Verizon is threatening to take legal action against its unions (CWA, IBEW) in Massachusetts for allegedly blocking access to their sites and "harassing" scabs and others trying to enter workplaces. B.S.- Picket Lines Mean Don't Cross- Defend The Picket Lines At All Costs!

Monday, August 15, 2011

Victory To The Verizon Workers!- All Out In Support Of The Communcation Workers Of America (CWA) And International Brotherhood Of Electrical Workers (IBEW)!- Labor Needs A Victory Here Now!-Defend The Picket Lines At All Costs!

Click on the headline to link to the Communication Workers Of America website for the latest in their strike action against "fat cat" Verizon.

Markin comment:

The issues: wages, health care, conditions of work, pensions and out-sourcing a now familiar litany of things that used to be negotiated without much muse or fuse but now entail a "cold" civil war in the class struggle. We need a win here, especially after the last few years. Victory to the Verizon workers! All out in solidarity with the Verizon workers!

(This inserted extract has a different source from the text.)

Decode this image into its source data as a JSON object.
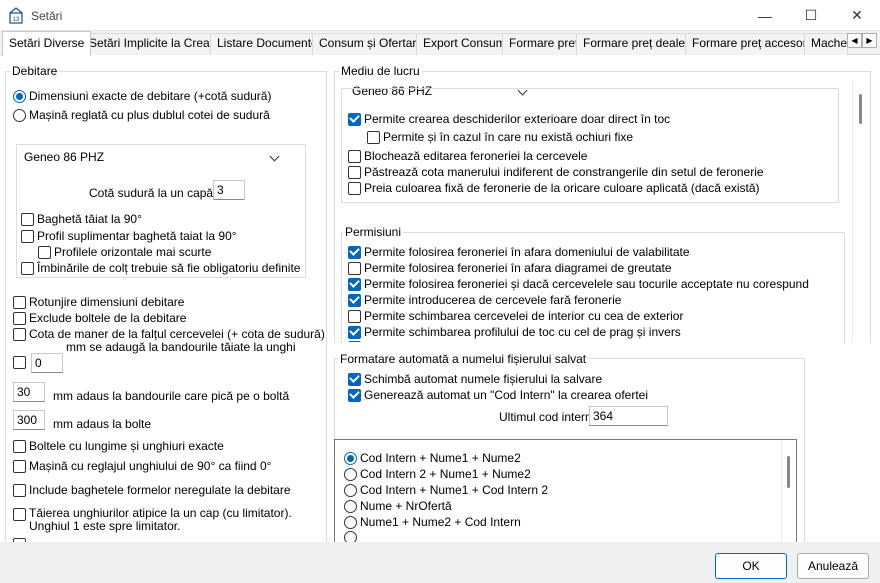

In the Northeast walk the pickets lines in solidarity!
Thurday August 11, 2011 update

Verizon is threatening to take legal action against its unions (CWA, IBEW) in Massachusetts for allegedly blocking access to their sites and "harassing" scabs and others trying to enter workplaces. B.S.- Picket Lines Mean Don't Cross- Defend The Picket Lines At All Costs!

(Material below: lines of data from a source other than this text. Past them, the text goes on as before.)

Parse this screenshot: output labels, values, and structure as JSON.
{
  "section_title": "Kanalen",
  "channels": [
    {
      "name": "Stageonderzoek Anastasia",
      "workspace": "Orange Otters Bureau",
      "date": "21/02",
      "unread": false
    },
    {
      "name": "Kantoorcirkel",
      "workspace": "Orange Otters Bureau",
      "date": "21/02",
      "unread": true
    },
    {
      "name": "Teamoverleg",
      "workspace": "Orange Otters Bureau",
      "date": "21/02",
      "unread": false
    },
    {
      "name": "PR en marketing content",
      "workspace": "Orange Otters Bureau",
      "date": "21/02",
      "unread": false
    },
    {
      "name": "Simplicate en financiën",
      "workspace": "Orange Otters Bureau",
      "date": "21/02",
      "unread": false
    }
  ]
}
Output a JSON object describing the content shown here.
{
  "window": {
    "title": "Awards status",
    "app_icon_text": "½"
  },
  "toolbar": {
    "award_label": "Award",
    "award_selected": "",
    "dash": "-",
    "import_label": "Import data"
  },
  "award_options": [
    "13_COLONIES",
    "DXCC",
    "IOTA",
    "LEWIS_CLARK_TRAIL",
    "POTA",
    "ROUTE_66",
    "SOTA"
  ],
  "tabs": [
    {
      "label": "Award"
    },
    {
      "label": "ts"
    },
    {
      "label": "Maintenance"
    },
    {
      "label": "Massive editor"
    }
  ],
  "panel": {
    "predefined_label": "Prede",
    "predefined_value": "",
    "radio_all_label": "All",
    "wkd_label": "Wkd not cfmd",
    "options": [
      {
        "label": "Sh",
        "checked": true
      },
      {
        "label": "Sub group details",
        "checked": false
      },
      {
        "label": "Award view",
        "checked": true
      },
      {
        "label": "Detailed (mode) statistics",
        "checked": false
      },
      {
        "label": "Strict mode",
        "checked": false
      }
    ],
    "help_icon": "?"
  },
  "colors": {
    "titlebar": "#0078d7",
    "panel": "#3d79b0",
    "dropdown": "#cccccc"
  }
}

an injury to one is an injury to all, international working class solidarity, outsourcing, pensions, PICKET LINES MEAN DON'T CROSS, union organizing, wages

Friday, August 12, 2011

Victory To The Verizon Workers!- All Out In Support Of The Communcation Workers Of America (CWA) And International Brotherhood Of Electrical Workers (IBEW)!- Labor Needs A Victory Here Now!-Defend The Picket Lines At All Costs!

Victory To The Verizon Workers!- All Out In Support Of The Communcation Workers Of America (CWA) And International Brotherhood Of Electrical Workers (IBEW)!- Labor Needs A Victory Here Now!-Defend The Picket Lines At All Costs!

Click on the headline to link to the Communication Workers Of America website for the latest in their strike action against "fat cat" Verizon.

Markin comment:

The issues: wages, health care, conditions of work, pensions and out-sourcing a now familiar litany of things that used to be negotiated without much muse or fuse but now entail a "cold" civil war in the class struggle. We need a win here, especially after the last few years. Victory to the Verizon workers! All out in solidarity with the Verizon workers! In the Northeast walk the pickets lines in solidarity!
Thurday August 11, 2011 update

Verizon is threatening to take legal action against its unions (CWA, IBEW) in Massachusetts for allegedly blocking access to their sites and "harassing" scabs and others trying to enter workplaces. B.S.- Picket Lines Mean Don't Cross- Defend The Picket Lines At All Costs!

an injury to one is an injury to all, international working class solidarity, outsourcing, pensions, PICKET LINES MEAN DON'T CROSS, union organizing, wages

Thursday, August 11, 2011

Victory To The Verizon Workers!- All Out In Support Of The Communcation Workers Of America (CWA) And International Brotherhood Of Electrical Workers (IBEW)!- Labor Needs A Victory Here Now!-Defend The Picket Lines At All Costs!

Click on the headline to link to the Communication Workers Of America website for the latest in their strike action against "fat cat" Verizon.

Markin comment:

The issues: wages, health care, conditions of work, pensions and out-sourcing a now familiar litany of things that used to be negotiated without much muse or fuse but now entail a "cold" civil war in the class struggle. We need a win here, especially after the last few years. Victory to the Verizon workers! All out in solidarity with the Verizon workers! In the Northeast walk the pickets lines in solidarity!
Thurday August 11, 2011 update

Verizon is threatening to take legal action against its unions (CWA, IBEW) in Massachusetts for allegedly blocking access to their sites and "harassing" scabs and others trying to enter workplaces. B.S.- Picket Lines Mean Don't Cross- Defend The Picket Lines At All Costs!